● Work instructions: Which lines in the records below contain the word "Recent"? Report each of them.
BEGIN
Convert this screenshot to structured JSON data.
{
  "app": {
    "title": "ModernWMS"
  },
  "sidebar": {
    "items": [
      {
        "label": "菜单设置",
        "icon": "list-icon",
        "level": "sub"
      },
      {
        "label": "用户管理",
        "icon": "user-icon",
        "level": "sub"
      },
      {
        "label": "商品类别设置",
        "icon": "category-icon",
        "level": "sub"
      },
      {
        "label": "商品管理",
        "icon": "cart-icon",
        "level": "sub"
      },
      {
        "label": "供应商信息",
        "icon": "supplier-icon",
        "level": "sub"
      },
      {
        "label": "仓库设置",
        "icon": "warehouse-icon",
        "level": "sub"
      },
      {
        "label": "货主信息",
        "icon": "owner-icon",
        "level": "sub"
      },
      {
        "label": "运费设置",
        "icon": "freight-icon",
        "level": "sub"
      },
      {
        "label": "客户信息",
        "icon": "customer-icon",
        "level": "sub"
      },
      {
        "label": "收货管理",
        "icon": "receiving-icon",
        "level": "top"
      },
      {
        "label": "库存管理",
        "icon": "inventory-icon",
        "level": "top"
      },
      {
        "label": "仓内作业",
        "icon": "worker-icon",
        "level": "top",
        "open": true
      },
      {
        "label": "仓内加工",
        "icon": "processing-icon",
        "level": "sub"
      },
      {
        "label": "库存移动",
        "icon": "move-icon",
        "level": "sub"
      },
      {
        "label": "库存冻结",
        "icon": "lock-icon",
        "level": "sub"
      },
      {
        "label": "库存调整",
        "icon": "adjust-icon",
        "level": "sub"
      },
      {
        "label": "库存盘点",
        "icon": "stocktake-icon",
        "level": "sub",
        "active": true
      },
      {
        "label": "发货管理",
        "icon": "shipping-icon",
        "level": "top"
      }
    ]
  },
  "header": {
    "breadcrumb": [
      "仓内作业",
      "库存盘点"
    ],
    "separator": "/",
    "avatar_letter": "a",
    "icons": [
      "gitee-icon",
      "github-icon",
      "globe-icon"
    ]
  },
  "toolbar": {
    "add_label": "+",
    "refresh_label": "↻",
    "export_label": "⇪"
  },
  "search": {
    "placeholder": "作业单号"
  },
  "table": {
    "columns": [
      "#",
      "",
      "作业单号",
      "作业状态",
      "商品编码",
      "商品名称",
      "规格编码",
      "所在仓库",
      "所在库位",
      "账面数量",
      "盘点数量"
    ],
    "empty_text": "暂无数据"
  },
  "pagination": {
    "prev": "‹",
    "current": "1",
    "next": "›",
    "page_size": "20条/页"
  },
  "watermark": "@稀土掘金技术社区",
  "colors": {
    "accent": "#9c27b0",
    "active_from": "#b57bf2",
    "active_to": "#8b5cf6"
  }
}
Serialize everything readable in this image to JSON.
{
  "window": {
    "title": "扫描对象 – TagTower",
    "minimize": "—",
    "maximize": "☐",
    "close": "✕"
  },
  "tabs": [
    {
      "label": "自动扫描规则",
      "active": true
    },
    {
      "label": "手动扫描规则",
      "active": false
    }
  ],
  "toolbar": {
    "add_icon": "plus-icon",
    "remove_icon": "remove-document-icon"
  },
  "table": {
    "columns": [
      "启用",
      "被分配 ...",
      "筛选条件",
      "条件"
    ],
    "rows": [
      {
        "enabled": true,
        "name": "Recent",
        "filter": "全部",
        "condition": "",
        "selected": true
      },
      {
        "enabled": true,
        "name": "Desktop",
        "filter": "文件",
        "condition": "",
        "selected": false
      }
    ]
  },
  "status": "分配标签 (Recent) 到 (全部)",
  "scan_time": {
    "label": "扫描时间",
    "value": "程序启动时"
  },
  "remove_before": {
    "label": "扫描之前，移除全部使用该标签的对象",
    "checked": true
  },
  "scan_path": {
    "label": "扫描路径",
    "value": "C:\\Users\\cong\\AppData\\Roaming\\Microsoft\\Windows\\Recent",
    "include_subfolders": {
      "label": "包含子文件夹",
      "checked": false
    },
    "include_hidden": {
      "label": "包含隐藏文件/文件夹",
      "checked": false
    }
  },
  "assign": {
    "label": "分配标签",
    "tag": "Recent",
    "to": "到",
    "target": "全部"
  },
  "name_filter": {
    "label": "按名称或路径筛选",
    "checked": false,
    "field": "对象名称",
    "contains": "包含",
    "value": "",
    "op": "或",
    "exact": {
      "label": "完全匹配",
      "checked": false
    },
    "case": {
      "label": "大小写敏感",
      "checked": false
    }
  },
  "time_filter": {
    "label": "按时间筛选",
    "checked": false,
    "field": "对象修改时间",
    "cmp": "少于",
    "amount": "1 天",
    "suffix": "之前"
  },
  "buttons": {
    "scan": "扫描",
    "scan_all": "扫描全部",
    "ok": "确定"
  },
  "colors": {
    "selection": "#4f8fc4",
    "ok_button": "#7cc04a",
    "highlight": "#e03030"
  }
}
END
● Completed task:
        "name": "Recent",
  "status": "分配标签 (Recent) 到 (全部)",
    "value": "C:\\Users\\cong\\AppData\\Roaming\\Microsoft\\Windows\\Recent",
    "tag": "Recent",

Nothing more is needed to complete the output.